[DATA SHOWN — start]
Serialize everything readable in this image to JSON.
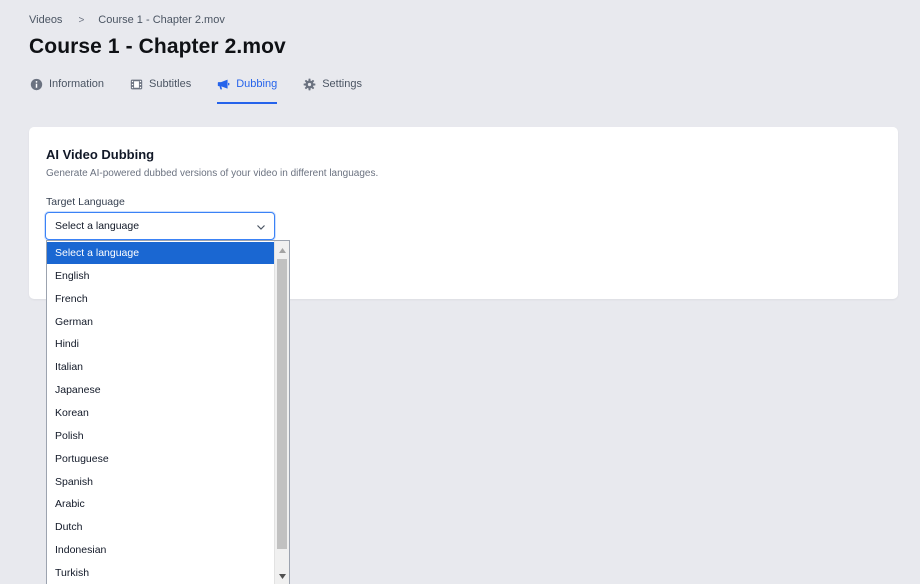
{
  "breadcrumb": {
    "root": "Videos",
    "separator": ">",
    "current": "Course 1 - Chapter 2.mov"
  },
  "page_title": "Course 1 - Chapter 2.mov",
  "tabs": [
    {
      "label": "Information",
      "icon": "info-icon"
    },
    {
      "label": "Subtitles",
      "icon": "film-icon"
    },
    {
      "label": "Dubbing",
      "icon": "megaphone-icon",
      "active": true
    },
    {
      "label": "Settings",
      "icon": "gear-icon"
    }
  ],
  "card": {
    "title": "AI Video Dubbing",
    "description": "Generate AI-powered dubbed versions of your video in different languages.",
    "field_label": "Target Language",
    "select_value": "Select a language"
  },
  "dropdown": {
    "options": [
      "Select a language",
      "English",
      "French",
      "German",
      "Hindi",
      "Italian",
      "Japanese",
      "Korean",
      "Polish",
      "Portuguese",
      "Spanish",
      "Arabic",
      "Dutch",
      "Indonesian",
      "Turkish"
    ],
    "selected_index": 0
  },
  "colors": {
    "accent": "#2563eb",
    "selected_option": "#1a67d2",
    "background": "#e8e9ee"
  }
}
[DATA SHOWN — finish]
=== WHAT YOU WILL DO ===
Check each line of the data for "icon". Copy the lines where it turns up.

=== SOLUTION TO THIS EXERCISE ===
      "icon": "info-icon"
      "icon": "film-icon"
      "icon": "megaphone-icon",
      "icon": "gear-icon"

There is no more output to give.